by clicking the arrows at the side of the page, or by using the toolbar.
by clicking anywhere on the page.
by dragging the page around when zoomed in.
by clicking anywhere on the page when zoomed in.
web sites or send emails by clicking on hyperlinks.
Email this page to a friend
Search this issue
Index - jump to page or section
Archive - view past issues
Inside Teaching : April 2010
Inside Teaching | April 2010 10 THINGS I’VE LEARNED... 26 How do you teach cold or wet or hard? Concepts need experience, experience before experiments. 04 If you want students to learn, you have to let them play, and get hands-on experience. How do we learn from play? We try something. If it works we use it again, we tell our friends. If it doesn’t work, we try again and change things until we get it to work for us, then we tell our friends, they try it, and they change things or keep them the same. That’s very much like a simple scientific method. Play, experience and hands-on approaches allow students to develop, explore and tune their understandings of concepts as well as the processes they can use to try something new.
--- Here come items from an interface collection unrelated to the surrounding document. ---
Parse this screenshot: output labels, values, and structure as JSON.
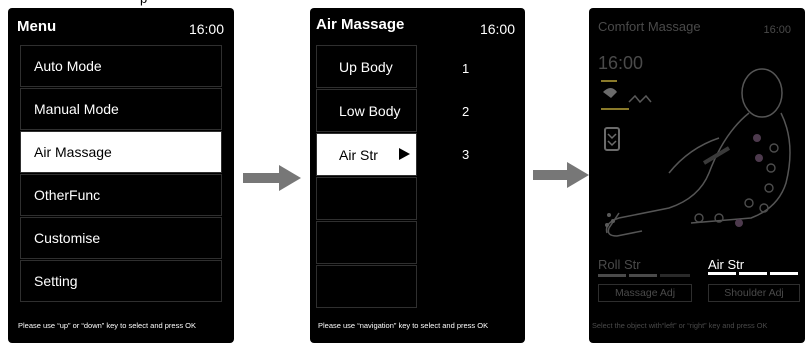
{
  "top_partial_text": "p",
  "screen1": {
    "title": "Menu",
    "time": "16:00",
    "items": [
      "Auto Mode",
      "Manual Mode",
      "Air Massage",
      "OtherFunc",
      "Customise",
      "Setting"
    ],
    "selected_index": 2,
    "footer": "Please use “up” or “down” key to select and press OK"
  },
  "screen2": {
    "title": "Air Massage",
    "time": "16:00",
    "items": [
      "Up Body",
      "Low Body",
      "Air Str",
      "",
      "",
      ""
    ],
    "numbers": [
      "1",
      "2",
      "3"
    ],
    "selected_index": 2,
    "footer": "Please use “navigation” key to select and press OK"
  },
  "screen3": {
    "title": "Comfort Massage",
    "time_corner": "16:00",
    "time_big": "16:00",
    "roll_label": "Roll Str",
    "air_label": "Air Str",
    "massage_adj": "Massage Adj",
    "shoulder_adj": "Shoulder Adj",
    "footer": "Select the object with“left” or “right” key and press OK"
  },
  "colors": {
    "screen_bg": "#000000",
    "arrow": "#777777",
    "highlight": "#ffffff",
    "dim_text": "#4a4a4a",
    "accent_yellow": "#8a7a2a"
  }
}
Through scaffolding and structured play, they can be taken through the scientific method as a real-life experience and a way of making new learning from what has happened, positive or negative, before you move on to a more formalised use of scientific method. time block because science is occurring all the time. Science very often lends itself to another learning area. The Primary Connections program of the Australian Academy of Science shows you how to make links between science and other learning areas like literacy and numeracy. In the early childhood area, for example, The Three Little Pigs lends itself to investigating materials, shapes and forces. Get your students to use 3D mind maps to represent their understanding before and after. Students need to experience the things they are learning in order to make the connections and then extend their understanding. It’s hard to know what a kilogram is until you’ve felt a kilogram. Then you have something to relate to. How can students understand heat until they know what it looks like and feels like? When a 45-degree day comes along you can show the students what it feels like to be nearly half way to the boiling point of water. Just because it isn’t science day doesn’t mean the situation can’t be used. 01 Learning is not a competition, but if you teach as though it is, your students’ learning will only be narrow and short lived. Real learning has to have a purpose, and relevance or connection for the learner, if it’s to have any consequence. The learner needs to be at the centre and to have some ownership over the learning. All students have strengths and good teaching is about using these to guide them into other learning. You need to be part of the learning yourself, to place yourself in the situation of the learner. 02 The curriculum is like the road map and, as with most journeys, there is more than one route that you can choose to reach your destination. Sometimes there isn’t, some things just have to be done a certain way, but then there are also times when you have to make your own road. 03 Many primary school teachers are unaware of the science teaching they already do in their classrooms. Teaching science doesn’t necessarily have to happen in a discrete Western Australian Teacher and winner of the Prime Minister’s Prize for Excellence in Science Teaching allan WHittoMe has learned plenty of things about teaching. Here are 10 of them. I’ve learned about teaching 10 things